Lebanon has welcomed Europe's decision to accept 'effective participation' in the UN peacekeeping force in the country, saying the move would help the government reassert its authority in south Lebanon and restore stability to the war-ravaged country.
"The EU's decision to heavily participate ... Will buttress Lebanon's efforts to impose its authority in south Lebanon, consolidate stability and support the implementation of (UN) Resolution 1701," a Lebanese government official said late on Friday night.
The official, close to Prime Minister Fuad Saniora, spoke on condition of anonymity because he was not authorised to make statements to the media.
With a UN-brokered ceasefire brittle and the new UN mandate still vague, European nations have finally stepped up to offer what UN Secretary General Kofi Annan called the 'backbone' of a strengthened UN peacekeeping force in Lebanon.
EU foreign ministers agreed on Friday at a meeting in Brussels, Belgium, to send a European contingent of up to 6,900 troops - nearly half the 15,000 soldiers called for in the UN resolution that ended the 34-day Israel-Hezbollah war on August 14.
Israel said it would lift its air and sea embargo of Lebanon once the international force takes control - though that could take up to three months.

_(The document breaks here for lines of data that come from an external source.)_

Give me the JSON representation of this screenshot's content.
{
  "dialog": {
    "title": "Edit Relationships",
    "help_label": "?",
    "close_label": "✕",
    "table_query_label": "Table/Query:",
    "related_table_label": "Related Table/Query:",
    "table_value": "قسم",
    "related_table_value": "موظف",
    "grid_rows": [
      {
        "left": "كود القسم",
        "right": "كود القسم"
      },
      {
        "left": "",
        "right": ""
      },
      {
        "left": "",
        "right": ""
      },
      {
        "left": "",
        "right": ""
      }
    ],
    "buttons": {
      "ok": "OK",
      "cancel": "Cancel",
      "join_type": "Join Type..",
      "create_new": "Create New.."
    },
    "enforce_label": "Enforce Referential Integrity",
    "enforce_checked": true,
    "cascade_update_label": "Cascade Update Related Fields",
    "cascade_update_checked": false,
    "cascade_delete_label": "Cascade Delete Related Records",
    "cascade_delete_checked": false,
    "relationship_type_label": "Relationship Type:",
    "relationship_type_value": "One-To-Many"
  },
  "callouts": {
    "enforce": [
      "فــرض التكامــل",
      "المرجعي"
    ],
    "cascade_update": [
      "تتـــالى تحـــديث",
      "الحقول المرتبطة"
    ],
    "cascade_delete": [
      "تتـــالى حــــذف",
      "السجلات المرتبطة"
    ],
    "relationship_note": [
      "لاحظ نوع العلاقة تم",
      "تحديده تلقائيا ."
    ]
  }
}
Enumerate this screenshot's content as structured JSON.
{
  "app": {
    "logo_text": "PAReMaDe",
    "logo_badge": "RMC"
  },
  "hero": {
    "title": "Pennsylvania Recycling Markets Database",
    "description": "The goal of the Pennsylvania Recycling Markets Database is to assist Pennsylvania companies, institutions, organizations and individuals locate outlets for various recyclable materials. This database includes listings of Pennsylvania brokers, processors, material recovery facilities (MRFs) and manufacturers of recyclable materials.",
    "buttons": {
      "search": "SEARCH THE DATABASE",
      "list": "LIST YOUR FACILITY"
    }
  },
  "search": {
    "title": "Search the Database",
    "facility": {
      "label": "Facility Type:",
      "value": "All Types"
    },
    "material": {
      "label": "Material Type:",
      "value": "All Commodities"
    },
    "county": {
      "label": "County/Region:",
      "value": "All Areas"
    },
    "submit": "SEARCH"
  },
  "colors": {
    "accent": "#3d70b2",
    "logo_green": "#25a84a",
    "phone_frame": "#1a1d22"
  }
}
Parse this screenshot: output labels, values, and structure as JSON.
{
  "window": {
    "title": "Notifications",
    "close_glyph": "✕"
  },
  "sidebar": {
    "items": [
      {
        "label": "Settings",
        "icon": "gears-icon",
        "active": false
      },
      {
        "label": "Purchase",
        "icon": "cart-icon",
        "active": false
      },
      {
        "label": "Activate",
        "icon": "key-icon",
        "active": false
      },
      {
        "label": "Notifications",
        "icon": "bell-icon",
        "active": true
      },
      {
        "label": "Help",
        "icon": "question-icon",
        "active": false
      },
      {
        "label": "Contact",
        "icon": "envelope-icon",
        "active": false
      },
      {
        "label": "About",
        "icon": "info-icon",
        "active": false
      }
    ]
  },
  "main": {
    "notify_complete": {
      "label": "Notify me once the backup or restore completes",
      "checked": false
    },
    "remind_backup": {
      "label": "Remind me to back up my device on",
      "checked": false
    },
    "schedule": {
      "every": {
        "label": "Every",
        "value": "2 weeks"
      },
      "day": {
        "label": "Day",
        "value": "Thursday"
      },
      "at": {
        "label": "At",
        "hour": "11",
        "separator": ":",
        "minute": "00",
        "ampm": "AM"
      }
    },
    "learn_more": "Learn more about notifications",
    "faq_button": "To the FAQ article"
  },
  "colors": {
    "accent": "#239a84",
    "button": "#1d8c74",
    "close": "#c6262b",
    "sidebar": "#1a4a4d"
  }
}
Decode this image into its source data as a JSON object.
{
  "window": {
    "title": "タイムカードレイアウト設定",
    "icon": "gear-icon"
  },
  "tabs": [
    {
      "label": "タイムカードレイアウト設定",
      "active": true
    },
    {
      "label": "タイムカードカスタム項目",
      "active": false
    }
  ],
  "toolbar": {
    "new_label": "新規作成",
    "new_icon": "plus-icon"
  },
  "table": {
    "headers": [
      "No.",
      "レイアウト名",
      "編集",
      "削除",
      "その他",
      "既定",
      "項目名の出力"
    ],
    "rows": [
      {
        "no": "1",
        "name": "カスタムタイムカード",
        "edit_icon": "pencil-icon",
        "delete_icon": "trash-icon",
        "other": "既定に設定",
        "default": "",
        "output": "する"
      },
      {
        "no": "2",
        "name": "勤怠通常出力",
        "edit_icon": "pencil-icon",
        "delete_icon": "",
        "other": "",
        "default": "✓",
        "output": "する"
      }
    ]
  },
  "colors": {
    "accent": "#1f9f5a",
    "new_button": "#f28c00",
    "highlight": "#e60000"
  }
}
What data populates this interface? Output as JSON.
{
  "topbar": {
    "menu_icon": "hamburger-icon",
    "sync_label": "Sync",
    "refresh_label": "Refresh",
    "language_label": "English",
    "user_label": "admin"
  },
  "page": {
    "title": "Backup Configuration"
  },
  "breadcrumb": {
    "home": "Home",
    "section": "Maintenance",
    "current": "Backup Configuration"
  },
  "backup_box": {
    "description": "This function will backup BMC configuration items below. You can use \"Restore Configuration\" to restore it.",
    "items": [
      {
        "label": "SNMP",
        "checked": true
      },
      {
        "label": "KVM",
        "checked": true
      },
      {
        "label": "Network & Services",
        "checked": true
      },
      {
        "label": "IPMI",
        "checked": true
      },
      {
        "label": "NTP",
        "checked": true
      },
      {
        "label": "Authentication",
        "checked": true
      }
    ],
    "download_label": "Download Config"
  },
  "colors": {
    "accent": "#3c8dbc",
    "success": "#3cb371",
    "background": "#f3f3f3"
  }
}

The bolstered force will back up 15,000 soldiers from the Lebanese army as they extend into southern Lebanon, which has been controlled by Hezbollah guerrillas, while Israel withdraws its troops.